by stefan k (Curate) on Oct 14, 2004 at 12:13 UTC
    first, as I posted before, although I really appreciate when someone writes code in elisp (even if it were just for the fun in it ;-) I suggest using the function cperl-check-syntax which invokes mode-compile which is quite clever. One gain would be that you can jump to errors found my that process directly. Another gain would be the customizability of mode-compile. There is one variable called mode-compile-other-frame-p which could be used to achieve your first goal in a way: simply let it use a different frame (known as "window" to all other users ;-) and hide that frame somewhere on your desktop where it won't get in your way.

    Another possibility might be to use one of the hooks run before and after running mode-compile but after looking at the code I can't find an obvious way.

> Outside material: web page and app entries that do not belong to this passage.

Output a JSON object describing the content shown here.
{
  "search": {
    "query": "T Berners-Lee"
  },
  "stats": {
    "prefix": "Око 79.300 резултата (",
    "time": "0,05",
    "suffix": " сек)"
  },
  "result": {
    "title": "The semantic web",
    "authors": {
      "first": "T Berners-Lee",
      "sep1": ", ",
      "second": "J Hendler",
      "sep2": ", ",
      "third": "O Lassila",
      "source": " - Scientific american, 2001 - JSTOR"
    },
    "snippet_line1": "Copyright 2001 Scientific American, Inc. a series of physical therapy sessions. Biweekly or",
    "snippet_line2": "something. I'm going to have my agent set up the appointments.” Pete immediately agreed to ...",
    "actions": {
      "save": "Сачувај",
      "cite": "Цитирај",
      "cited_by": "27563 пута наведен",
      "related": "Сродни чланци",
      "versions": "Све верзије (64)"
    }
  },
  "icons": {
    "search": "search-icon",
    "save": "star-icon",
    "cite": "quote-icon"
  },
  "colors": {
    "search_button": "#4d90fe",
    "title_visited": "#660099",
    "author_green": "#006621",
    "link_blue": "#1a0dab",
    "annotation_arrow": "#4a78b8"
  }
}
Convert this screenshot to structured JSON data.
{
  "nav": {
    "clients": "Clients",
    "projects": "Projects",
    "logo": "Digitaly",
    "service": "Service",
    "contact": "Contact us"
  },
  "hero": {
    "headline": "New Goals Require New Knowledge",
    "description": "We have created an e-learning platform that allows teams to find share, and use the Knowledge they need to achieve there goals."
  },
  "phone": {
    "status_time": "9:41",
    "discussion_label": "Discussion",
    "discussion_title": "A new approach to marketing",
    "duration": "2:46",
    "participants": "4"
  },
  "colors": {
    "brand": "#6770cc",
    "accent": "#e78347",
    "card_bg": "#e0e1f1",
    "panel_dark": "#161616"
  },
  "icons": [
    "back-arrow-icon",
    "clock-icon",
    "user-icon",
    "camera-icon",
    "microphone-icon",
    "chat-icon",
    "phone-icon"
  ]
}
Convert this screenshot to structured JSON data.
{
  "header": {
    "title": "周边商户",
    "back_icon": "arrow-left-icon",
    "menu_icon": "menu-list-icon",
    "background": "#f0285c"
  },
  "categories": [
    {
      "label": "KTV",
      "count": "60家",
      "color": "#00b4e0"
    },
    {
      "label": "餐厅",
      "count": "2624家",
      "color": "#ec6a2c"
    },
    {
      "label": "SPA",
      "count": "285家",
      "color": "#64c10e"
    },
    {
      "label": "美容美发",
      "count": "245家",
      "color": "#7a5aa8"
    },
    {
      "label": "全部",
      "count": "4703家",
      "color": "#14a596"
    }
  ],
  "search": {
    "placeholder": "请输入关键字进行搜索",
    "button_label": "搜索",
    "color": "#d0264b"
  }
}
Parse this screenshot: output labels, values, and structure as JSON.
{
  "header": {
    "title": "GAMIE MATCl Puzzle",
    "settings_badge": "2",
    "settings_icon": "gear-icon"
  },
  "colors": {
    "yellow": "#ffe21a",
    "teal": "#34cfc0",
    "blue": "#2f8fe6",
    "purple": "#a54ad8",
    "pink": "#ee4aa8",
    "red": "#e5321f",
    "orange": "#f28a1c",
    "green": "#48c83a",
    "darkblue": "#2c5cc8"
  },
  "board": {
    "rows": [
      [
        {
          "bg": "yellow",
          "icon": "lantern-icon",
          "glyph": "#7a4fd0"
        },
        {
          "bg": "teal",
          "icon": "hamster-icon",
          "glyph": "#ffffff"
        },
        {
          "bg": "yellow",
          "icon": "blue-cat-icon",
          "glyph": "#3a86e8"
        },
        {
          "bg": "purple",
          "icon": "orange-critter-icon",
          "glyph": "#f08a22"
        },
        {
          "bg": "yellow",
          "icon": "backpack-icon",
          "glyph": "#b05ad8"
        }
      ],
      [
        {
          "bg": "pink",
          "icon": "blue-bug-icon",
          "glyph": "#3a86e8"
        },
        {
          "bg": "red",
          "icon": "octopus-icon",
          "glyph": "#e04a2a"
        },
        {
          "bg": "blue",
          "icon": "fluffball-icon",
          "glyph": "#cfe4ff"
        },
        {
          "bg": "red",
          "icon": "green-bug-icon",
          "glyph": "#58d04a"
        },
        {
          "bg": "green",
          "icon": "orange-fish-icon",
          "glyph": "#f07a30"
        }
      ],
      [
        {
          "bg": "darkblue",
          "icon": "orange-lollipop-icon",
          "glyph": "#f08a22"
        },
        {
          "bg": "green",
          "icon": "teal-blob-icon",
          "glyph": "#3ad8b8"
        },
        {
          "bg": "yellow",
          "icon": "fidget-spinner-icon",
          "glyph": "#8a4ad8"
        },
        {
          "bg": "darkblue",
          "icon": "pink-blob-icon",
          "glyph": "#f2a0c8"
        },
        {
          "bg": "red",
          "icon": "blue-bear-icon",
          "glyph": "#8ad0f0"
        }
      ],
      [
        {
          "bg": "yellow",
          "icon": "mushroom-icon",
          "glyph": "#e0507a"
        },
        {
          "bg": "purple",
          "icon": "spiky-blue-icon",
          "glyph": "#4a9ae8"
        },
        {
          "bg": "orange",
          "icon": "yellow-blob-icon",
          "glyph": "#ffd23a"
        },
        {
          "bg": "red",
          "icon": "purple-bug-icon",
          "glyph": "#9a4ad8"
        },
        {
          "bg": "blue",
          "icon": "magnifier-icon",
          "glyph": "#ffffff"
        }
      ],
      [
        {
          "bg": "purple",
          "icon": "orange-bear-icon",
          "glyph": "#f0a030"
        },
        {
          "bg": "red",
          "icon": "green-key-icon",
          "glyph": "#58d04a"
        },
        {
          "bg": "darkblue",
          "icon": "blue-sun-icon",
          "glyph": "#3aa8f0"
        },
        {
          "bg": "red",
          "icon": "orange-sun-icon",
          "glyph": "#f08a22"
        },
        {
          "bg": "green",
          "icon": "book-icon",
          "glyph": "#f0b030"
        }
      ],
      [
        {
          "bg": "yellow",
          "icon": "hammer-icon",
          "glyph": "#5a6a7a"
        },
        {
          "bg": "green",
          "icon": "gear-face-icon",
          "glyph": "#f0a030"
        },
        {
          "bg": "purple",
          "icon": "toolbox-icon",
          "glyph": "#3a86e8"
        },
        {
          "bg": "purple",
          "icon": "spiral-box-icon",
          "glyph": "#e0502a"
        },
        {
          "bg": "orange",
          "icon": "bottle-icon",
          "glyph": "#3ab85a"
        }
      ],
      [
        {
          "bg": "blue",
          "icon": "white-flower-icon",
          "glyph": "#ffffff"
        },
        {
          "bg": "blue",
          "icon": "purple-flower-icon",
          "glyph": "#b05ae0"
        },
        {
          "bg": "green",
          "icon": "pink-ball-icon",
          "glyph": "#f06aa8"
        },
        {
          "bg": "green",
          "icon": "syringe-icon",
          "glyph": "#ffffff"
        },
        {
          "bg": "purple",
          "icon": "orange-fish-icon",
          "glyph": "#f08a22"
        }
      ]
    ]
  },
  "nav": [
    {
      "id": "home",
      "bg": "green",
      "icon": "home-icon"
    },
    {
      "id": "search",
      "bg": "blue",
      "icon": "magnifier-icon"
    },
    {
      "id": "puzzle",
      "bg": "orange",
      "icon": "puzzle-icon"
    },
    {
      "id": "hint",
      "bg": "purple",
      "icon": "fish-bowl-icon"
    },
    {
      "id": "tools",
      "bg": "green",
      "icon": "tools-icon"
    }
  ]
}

    As to your second question you're probably interested in using the emacs-feature where you can pass a region or a buffer to a shell command and replace the region/buffer with the result of that command. This can also be used for sorting lines for example.

    This call would look like this:

    C-x h C-u M-| perltidy
    Here C-x h should mark the whole buffer, the prefix argument C-u enables the replacement of the region and finally M-| calls the function shell-command-on-region which asks for the command to use. Unfortunately I don't have perltidy at hand to test it.

    Putting all this into a single function which can be bound to a key would be like:

    (defun my-perltidy () "Call perltidy on the current buffer. This replaces the current content of the buffer with the output of the perltidy programm. You must have perltidy installed. See for the start of this." (interactive) (when (yes-or-no-p "Really run perltidy? ") (goto-char (point-min)) (shell-command-on-region (point-min) (point-max) "perltidy" nil t)))
    And then:
    (add-hook 'cperl-mode-hook '(lambda () (local-set-key '[(control c) (control t)] 'my-perltidy)))
    or something like that.

    Please note, that I use XEmacs, but this code should be usable on both emacsen, I guess

    Update Thu Oct 14 14:15:41 CEST 2004: Added note on emacs-version

    Regards... Stefan
    you begin bashing the string with a +42 regexp of confusion

Re: (OT) emacs perl tweaks -- help sought w/ emacs lisp
by EverLast (Scribe) on Oct 14, 2004 at 11:07 UTC
    Ad (1):

    This is done already in the original post.

    Ad (2):

    (define-key global-map "\C-q" 'myperl-check-syntax)
    Update: Strike part #2, mizzunderstood scope and context... See below for exhaustive answer.